• Inspect the area before mowing, removing anything that may cause a spark to fly from a mower blade.
• Have a garden hose handy that can reach the entire area you're mowing.
• Don't leave hot equipment in the area while you take a break.
• Carry a cell phone or portable phone so you can immediately call for help if a fire breaks out.

    Although no plant is fireproof, there are many low-to-medium growing, high water content plants that, when carefully irrigated, could lower the risk of a spreading brush fire in future years that may threaten your home.

Besides a lawn, other good choices of high water content plants that can act as possible structure buffers for valley and foothill dwellers include
African daisy, agapanthus, aloe, dusty miller, gazania, ice plant, India hawthorn, yarrow and yucca.

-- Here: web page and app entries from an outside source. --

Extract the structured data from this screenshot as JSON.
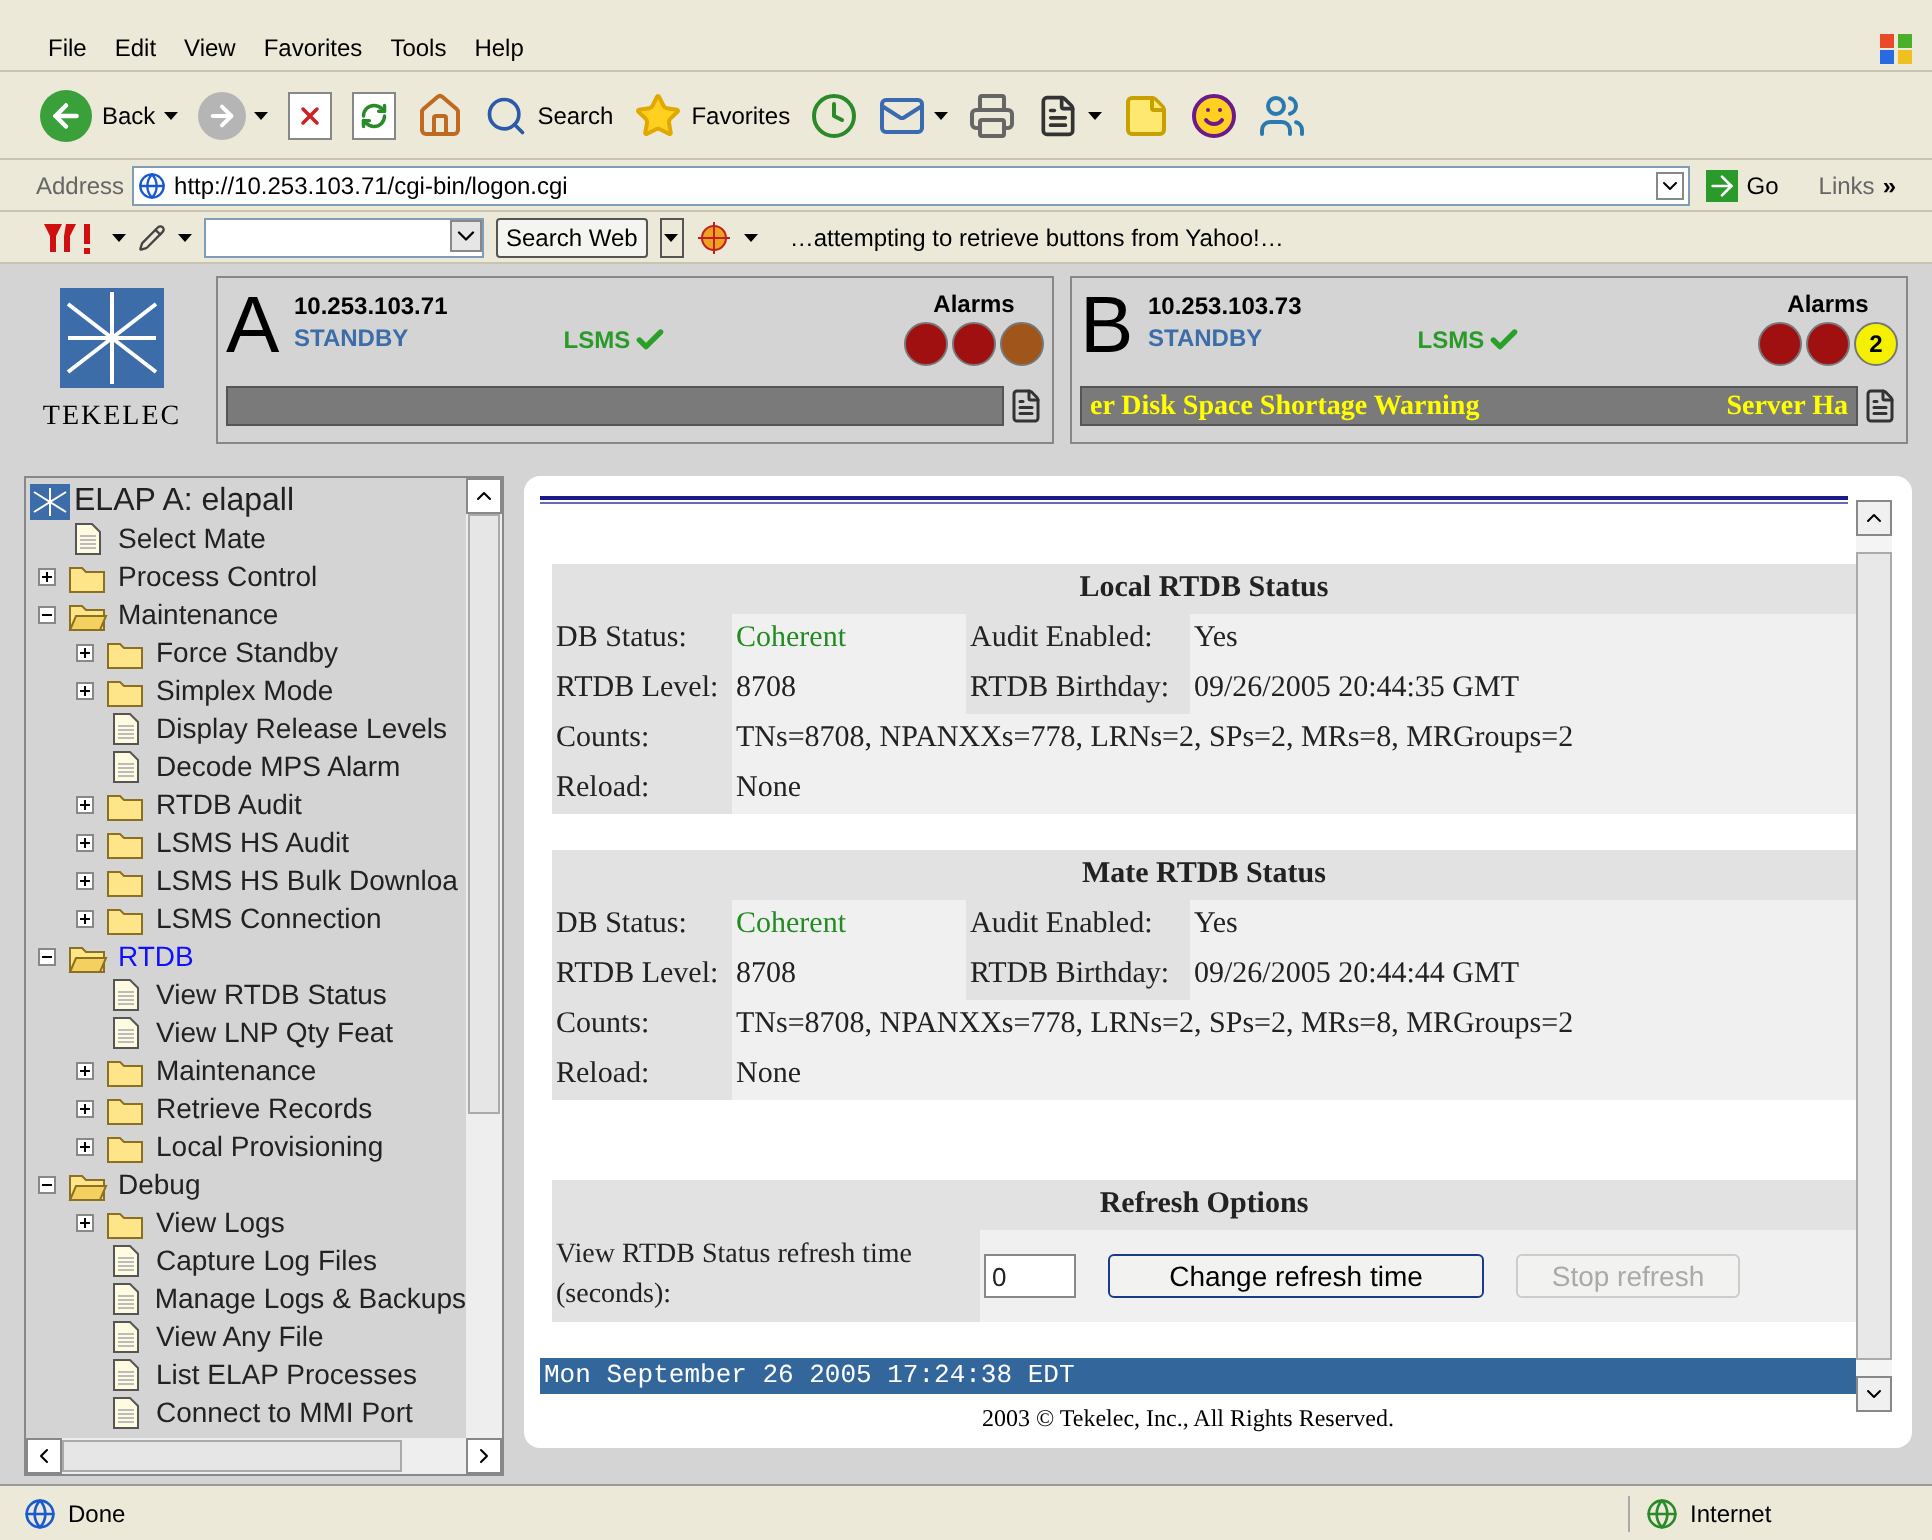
{
  "menu": [
    "File",
    "Edit",
    "View",
    "Favorites",
    "Tools",
    "Help"
  ],
  "toolbar": [
    {
      "kind": "back",
      "label": "Back"
    },
    {
      "kind": "forward"
    },
    {
      "kind": "stop"
    },
    {
      "kind": "refresh"
    },
    {
      "kind": "home"
    },
    {
      "kind": "search",
      "label": "Search"
    },
    {
      "kind": "favorites",
      "label": "Favorites"
    },
    {
      "kind": "history"
    },
    {
      "kind": "mail"
    },
    {
      "kind": "print"
    },
    {
      "kind": "word"
    },
    {
      "kind": "note"
    },
    {
      "kind": "messenger"
    },
    {
      "kind": "people"
    }
  ],
  "address": {
    "label": "Address",
    "url": "http://10.253.103.71/cgi-bin/logon.cgi",
    "go": "Go",
    "links": "Links",
    "more": "»"
  },
  "yahoo_bar": {
    "search_button": "Search Web",
    "message": "…attempting to retrieve buttons from Yahoo!…"
  },
  "header": {
    "logo_text": "TEKELEC",
    "servers": [
      {
        "letter": "A",
        "ip": "10.253.103.71",
        "role": "STANDBY",
        "lsms": "LSMS",
        "alarms_label": "Alarms",
        "alarms": [
          {
            "color": "#a01010"
          },
          {
            "color": "#a01010"
          },
          {
            "color": "#a0561a"
          }
        ]
      },
      {
        "letter": "B",
        "ip": "10.253.103.73",
        "role": "STANDBY",
        "lsms": "LSMS",
        "alarms_label": "Alarms",
        "alarms": [
          {
            "color": "#a01010"
          },
          {
            "color": "#a01010"
          },
          {
            "color": "#f5f000",
            "count": "2"
          }
        ],
        "ticker": [
          "er Disk Space Shortage Warning",
          "Server Ha"
        ]
      }
    ]
  },
  "tree": {
    "root": "ELAP A: elapall",
    "items": [
      {
        "kind": "page",
        "label": "Select Mate",
        "selected": false
      },
      {
        "kind": "folder",
        "label": "Process Control",
        "expanded": false,
        "selected": false
      },
      {
        "kind": "folder",
        "label": "Maintenance",
        "expanded": true,
        "selected": false,
        "children": [
          {
            "kind": "folder",
            "label": "Force Standby",
            "expanded": false,
            "selected": false
          },
          {
            "kind": "folder",
            "label": "Simplex Mode",
            "expanded": false,
            "selected": false
          },
          {
            "kind": "page",
            "label": "Display Release Levels",
            "selected": false
          },
          {
            "kind": "page",
            "label": "Decode MPS Alarm",
            "selected": false
          },
          {
            "kind": "folder",
            "label": "RTDB Audit",
            "expanded": false,
            "selected": false
          },
          {
            "kind": "folder",
            "label": "LSMS HS Audit",
            "expanded": false,
            "selected": false
          },
          {
            "kind": "folder",
            "label": "LSMS HS Bulk Downloa",
            "expanded": false,
            "selected": false
          },
          {
            "kind": "folder",
            "label": "LSMS Connection",
            "expanded": false,
            "selected": false
          }
        ]
      },
      {
        "kind": "folder",
        "label": "RTDB",
        "expanded": true,
        "selected": true,
        "children": [
          {
            "kind": "page",
            "label": "View RTDB Status",
            "selected": false
          },
          {
            "kind": "page",
            "label": "View LNP Qty Feat",
            "selected": false
          },
          {
            "kind": "folder",
            "label": "Maintenance",
            "expanded": false,
            "selected": false
          },
          {
            "kind": "folder",
            "label": "Retrieve Records",
            "expanded": false,
            "selected": false
          },
          {
            "kind": "folder",
            "label": "Local Provisioning",
            "expanded": false,
            "selected": false
          }
        ]
      },
      {
        "kind": "folder",
        "label": "Debug",
        "expanded": true,
        "selected": false,
        "children": [
          {
            "kind": "folder",
            "label": "View Logs",
            "expanded": false,
            "selected": false
          },
          {
            "kind": "page",
            "label": "Capture Log Files",
            "selected": false
          },
          {
            "kind": "page",
            "label": "Manage Logs & Backups",
            "selected": false
          },
          {
            "kind": "page",
            "label": "View Any File",
            "selected": false
          },
          {
            "kind": "page",
            "label": "List ELAP Processes",
            "selected": false
          },
          {
            "kind": "page",
            "label": "Connect to MMI Port",
            "selected": false
          }
        ]
      }
    ]
  },
  "sections": [
    {
      "title": "Local RTDB Status",
      "rows": [
        {
          "label": "DB Status:",
          "value": "Coherent",
          "color": "#228b22",
          "label2": "Audit Enabled:",
          "value2": "Yes"
        },
        {
          "label": "RTDB Level:",
          "value": "8708",
          "label2": "RTDB Birthday:",
          "value2": "09/26/2005 20:44:35 GMT"
        },
        {
          "label": "Counts:",
          "value": "TNs=8708, NPANXXs=778, LRNs=2, SPs=2, MRs=8, MRGroups=2"
        },
        {
          "label": "Reload:",
          "value": "None"
        }
      ]
    },
    {
      "title": "Mate RTDB Status",
      "rows": [
        {
          "label": "DB Status:",
          "value": "Coherent",
          "color": "#228b22",
          "label2": "Audit Enabled:",
          "value2": "Yes"
        },
        {
          "label": "RTDB Level:",
          "value": "8708",
          "label2": "RTDB Birthday:",
          "value2": "09/26/2005 20:44:44 GMT"
        },
        {
          "label": "Counts:",
          "value": "TNs=8708, NPANXXs=778, LRNs=2, SPs=2, MRs=8, MRGroups=2"
        },
        {
          "label": "Reload:",
          "value": "None"
        }
      ]
    }
  ],
  "refresh": {
    "title": "Refresh Options",
    "label": "View RTDB Status refresh time (seconds):",
    "value": "0",
    "buttons": [
      {
        "label": "Change refresh time",
        "disabled": false
      },
      {
        "label": "Stop refresh",
        "disabled": true
      }
    ]
  },
  "timestamp": "Mon September 26 2005 17:24:38 EDT",
  "copyright": "2003 © Tekelec, Inc., All Rights Reserved.",
  "status_bar": {
    "text": "Done",
    "zone": "Internet"
  }
}
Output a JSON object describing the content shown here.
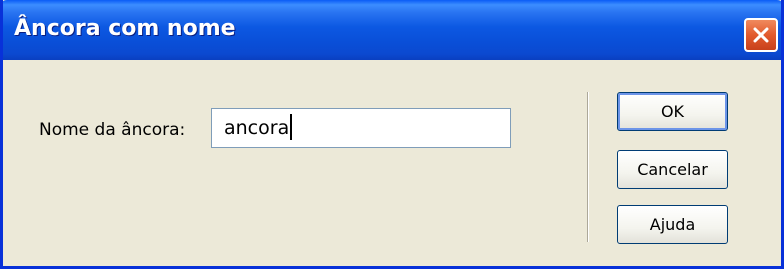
{
  "window": {
    "title": "Âncora com nome"
  },
  "form": {
    "anchor_label": "Nome da âncora:",
    "anchor_value": "ancora"
  },
  "buttons": {
    "ok": "OK",
    "cancel": "Cancelar",
    "help": "Ajuda"
  },
  "icons": {
    "close": "close-icon"
  },
  "colors": {
    "titlebar": "#0a4fd8",
    "close_button": "#e25a2d",
    "dialog_background": "#ece9d8",
    "ok_focus_ring": "#6c94e8"
  }
}
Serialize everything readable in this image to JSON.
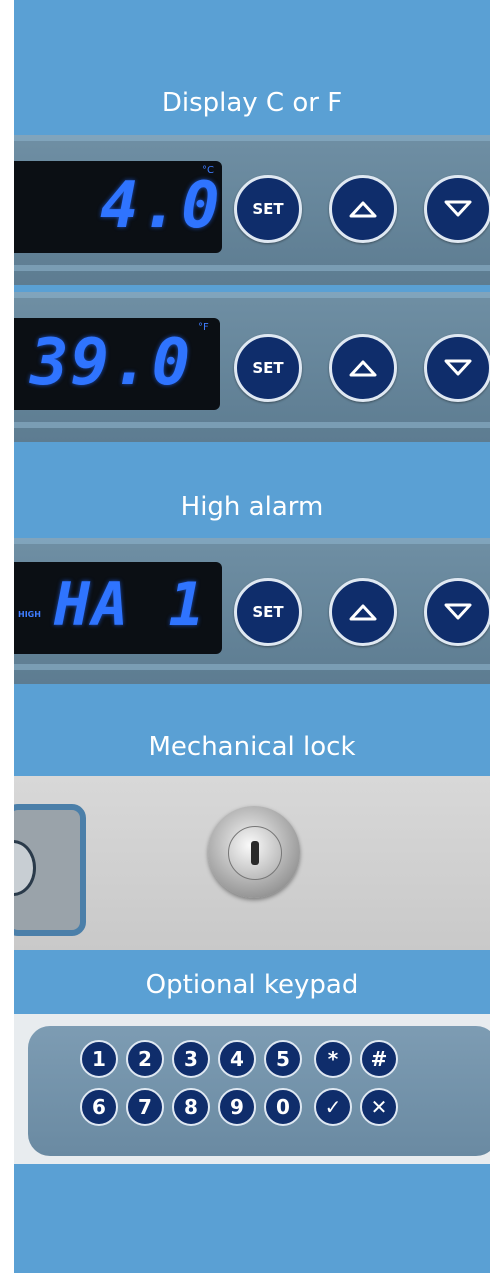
{
  "captions": {
    "display": "Display C or F",
    "high_alarm": "High alarm",
    "lock": "Mechanical lock",
    "keypad": "Optional keypad"
  },
  "panels": [
    {
      "reading": "4.0",
      "unit": "°C",
      "set_label": "SET"
    },
    {
      "reading": "39.0",
      "unit": "°F",
      "set_label": "SET"
    },
    {
      "reading": "HA 1",
      "tag": "HIGH",
      "set_label": "SET"
    }
  ],
  "keypad": {
    "row1": [
      "1",
      "2",
      "3",
      "4",
      "5",
      "*",
      "#"
    ],
    "row2": [
      "6",
      "7",
      "8",
      "9",
      "0",
      "✓",
      "✕"
    ]
  },
  "icons": [
    "up-arrow-icon",
    "down-arrow-icon",
    "key-lock-icon"
  ],
  "colors": {
    "background": "#5aa0d4",
    "button": "#0f2d6b",
    "lcd_digits": "#2f74ff"
  }
}
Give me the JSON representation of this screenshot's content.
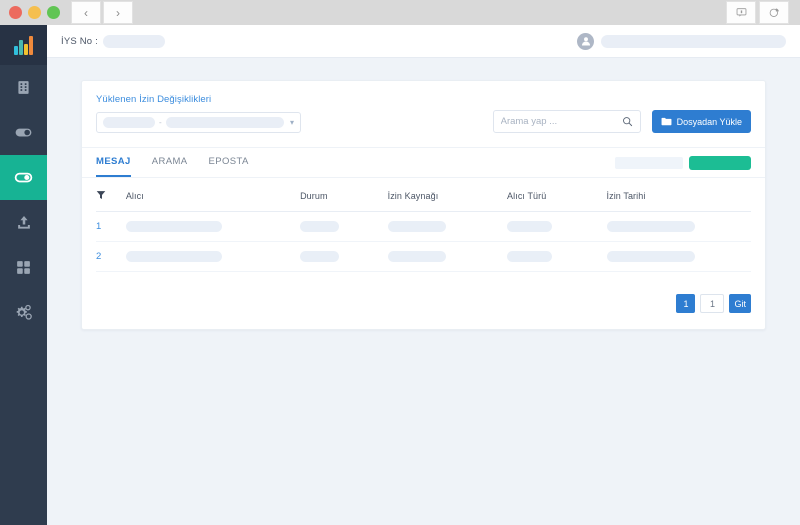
{
  "window": {
    "traffic_lights": [
      "close",
      "minimize",
      "maximize"
    ],
    "nav_back": "‹",
    "nav_forward": "›",
    "chrome_buttons": [
      "comment-icon",
      "pie-chart-icon"
    ]
  },
  "sidebar": {
    "logo": "bar-chart-logo",
    "items": [
      {
        "name": "sidebar-item-company",
        "icon": "building-icon",
        "active": false
      },
      {
        "name": "sidebar-item-toggle",
        "icon": "toggle-off-icon",
        "active": false
      },
      {
        "name": "sidebar-item-consents",
        "icon": "toggle-on-icon",
        "active": true
      },
      {
        "name": "sidebar-item-upload",
        "icon": "upload-icon",
        "active": false
      },
      {
        "name": "sidebar-item-apps",
        "icon": "grid-icon",
        "active": false
      },
      {
        "name": "sidebar-item-settings",
        "icon": "gears-icon",
        "active": false
      }
    ]
  },
  "topbar": {
    "iys_label": "İYS No :",
    "iys_value": "",
    "user_name": ""
  },
  "card": {
    "filter_label": "Yüklenen İzin Değişiklikleri",
    "select_value": "",
    "select_separator": "-",
    "search": {
      "placeholder": "Arama yap ...",
      "value": "",
      "icon": "search-icon"
    },
    "upload_button": {
      "label": "Dosyadan Yükle",
      "icon": "folder-icon",
      "color": "#2e7dd1"
    },
    "tabs": [
      {
        "label": "MESAJ",
        "active": true
      },
      {
        "label": "ARAMA",
        "active": false
      },
      {
        "label": "EPOSTA",
        "active": false
      }
    ],
    "tab_actions": {
      "ghost_label": "",
      "green_label": "",
      "green_color": "#1cbd94"
    },
    "table": {
      "filter_icon": "funnel-icon",
      "columns": [
        "Alıcı",
        "Durum",
        "İzin Kaynağı",
        "Alıcı Türü",
        "İzin Tarihi"
      ],
      "rows": [
        {
          "index": "1",
          "alici": "",
          "durum": "",
          "izin_kaynagi": "",
          "alici_turu": "",
          "izin_tarihi": ""
        },
        {
          "index": "2",
          "alici": "",
          "durum": "",
          "izin_kaynagi": "",
          "alici_turu": "",
          "izin_tarihi": ""
        }
      ]
    },
    "pagination": {
      "current_page": "1",
      "page_input_value": "1",
      "go_label": "Git"
    }
  },
  "colors": {
    "sidebar_bg": "#2f3c4e",
    "sidebar_active": "#17b394",
    "accent_blue": "#2e7dd1",
    "page_bg": "#eff3f8"
  }
}
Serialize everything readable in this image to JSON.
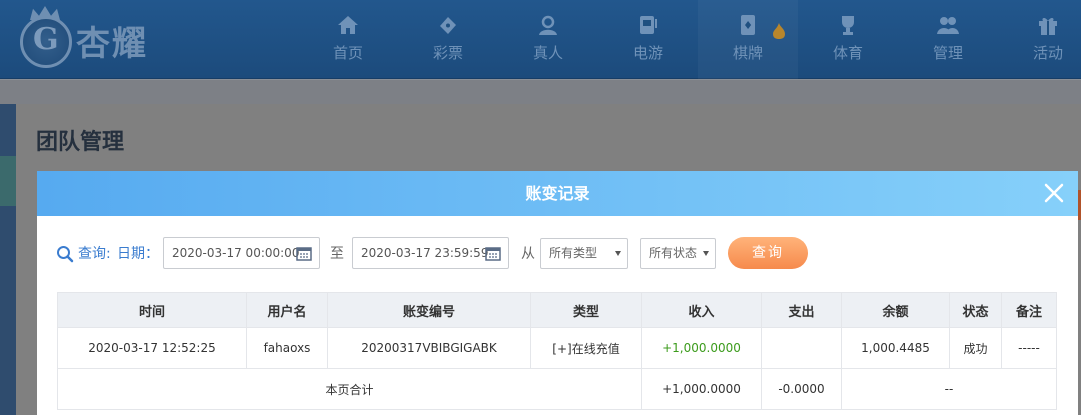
{
  "brand": {
    "logo_text": "杏耀",
    "emblem_letter": "G"
  },
  "nav": [
    {
      "label": "首页",
      "icon": "home-icon"
    },
    {
      "label": "彩票",
      "icon": "ticket-icon"
    },
    {
      "label": "真人",
      "icon": "live-dealer-icon"
    },
    {
      "label": "电游",
      "icon": "slot-machine-icon"
    },
    {
      "label": "棋牌",
      "icon": "cards-icon"
    },
    {
      "label": "体育",
      "icon": "trophy-icon"
    },
    {
      "label": "管理",
      "icon": "users-icon"
    },
    {
      "label": "活动",
      "icon": "gift-icon"
    }
  ],
  "page": {
    "title": "团队管理"
  },
  "modal": {
    "title": "账变记录",
    "filter": {
      "query_label": "查询:",
      "date_label": "日期：",
      "start_date": "2020-03-17 00:00:00",
      "to_label": "至",
      "end_date": "2020-03-17 23:59:59",
      "from_label": "从",
      "type_select": "所有类型",
      "status_select": "所有状态",
      "query_button": "查询"
    },
    "table": {
      "headers": [
        "时间",
        "用户名",
        "账变编号",
        "类型",
        "收入",
        "支出",
        "余额",
        "状态",
        "备注"
      ],
      "rows": [
        {
          "time": "2020-03-17 12:52:25",
          "username": "fahaoxs",
          "txn_id": "20200317VBIBGIGABK",
          "type": "[+]在线充值",
          "income": "+1,000.0000",
          "expense": "",
          "balance": "1,000.4485",
          "status": "成功",
          "remark": "-----"
        }
      ],
      "summary": {
        "label": "本页合计",
        "income": "+1,000.0000",
        "expense": "-0.0000",
        "balance": "--"
      }
    }
  },
  "colors": {
    "header_start": "#56aaf0",
    "header_end": "#86d0fa",
    "query_button": "#f68a4c",
    "income_green": "#3c9b1c",
    "label_blue": "#3a7ccf"
  }
}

     Avoid plants that can accumulate a lot of flammable, dead growth over a period of years.
Prime offenders are ivy, bamboo, pampas grass, fountain grass and coyote brush. Other trees and shrubs that should not be planted near structures include fir, acacia, cedar, cypress, eucalyptus, pine, spruce, the pepper tree, California sagebrush, hopseed bush, juniper, scotch broom and arborvitae, commonly called thuja. Palms, if their dried fronds are not removed, can also be quite a fire danger. If you have these plants already, get out the garden pruners and remove any dead branches and leaves.

    One more piece of advice from area firefighters for home owners in brush fire country: Many structures have a fence along one or more sides of the building that are less than 10 feet from the house. In order for firefighters to move easily through that area in an emergency, be sure not to block narrow pathways along the side of a dwelling with firewood or old household items.

Fire protection sprinklers for your property can be an investment that will increase the value of your acreage and out-buildings. There are many sprinkler design software systems available to help you do it right.

Two of the best resources for country dwellers, or anyone surrounded by fields of tall weeds who want to modify their landscape to keep their home fire-safe are the books, "FireScaping" by Douglas Kent; or, Maureen Gilmer's, "California Wildfire Landscaping".
And, check out Maureen Gilmer's website for even more "firewise landscape plants". 

Keep your pets and livestock safe this weekend, too. Loud fireworks may make them scurry through a broken fence, or out the gate and down the street. Keep dogs and cats indoors; repair and secure any fences and gates before the local outdoor shows begin Sunday evening. 

And if you are planning to enjoy the fireworks in another locale, make sure your home's automatic fire sprinkler system is working.


  1. I've already been to a few wildland fires this year. They've been about 50/50 arson or mower started. The fuels are getting drier each day. The grasses are really thick due to the late rains. It is going to make for some hot fast moving field fires this year.

  2. People don't want goats or sheep or horses as they do not "care" for the smell.

    They prefer the fires and to get reimburse by their insurance.